== Records for processing

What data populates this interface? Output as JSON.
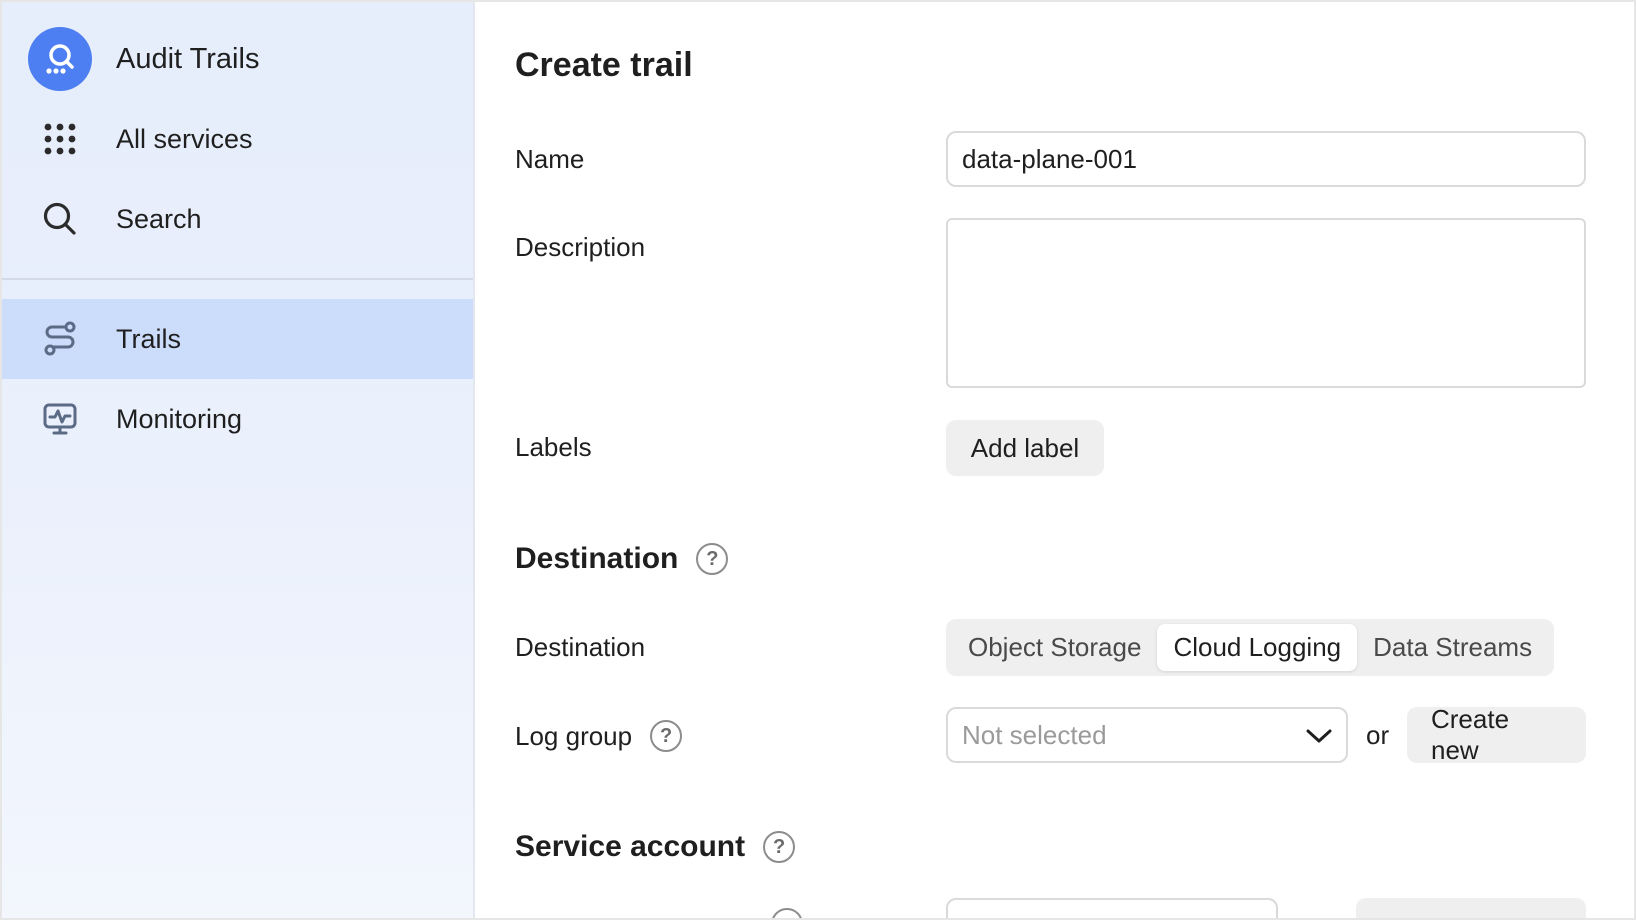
{
  "sidebar": {
    "brand_label": "Audit Trails",
    "items": [
      {
        "label": "All services",
        "icon": "grid-icon"
      },
      {
        "label": "Search",
        "icon": "search-icon"
      },
      {
        "label": "Trails",
        "icon": "trails-icon",
        "active": true
      },
      {
        "label": "Monitoring",
        "icon": "monitoring-icon"
      }
    ]
  },
  "form": {
    "title": "Create trail",
    "name": {
      "label": "Name",
      "value": "data-plane-001"
    },
    "description": {
      "label": "Description",
      "value": ""
    },
    "labels": {
      "label": "Labels",
      "button": "Add label"
    },
    "destination_section": {
      "title": "Destination"
    },
    "destination": {
      "label": "Destination",
      "options": [
        "Object Storage",
        "Cloud Logging",
        "Data Streams"
      ],
      "selected": "Cloud Logging"
    },
    "log_group": {
      "label": "Log group",
      "placeholder": "Not selected",
      "or_text": "or",
      "create_button": "Create new"
    },
    "service_account_section": {
      "title": "Service account"
    }
  },
  "colors": {
    "accent": "#4e7ff2",
    "active_nav_bg": "#ccdcfb",
    "sidebar_bg": "#e6edfb",
    "button_bg": "#efefef"
  }
}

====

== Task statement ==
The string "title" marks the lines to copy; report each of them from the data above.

== Written answer ==
    "title": "Create trail",
      "title": "Destination"
      "title": "Service account"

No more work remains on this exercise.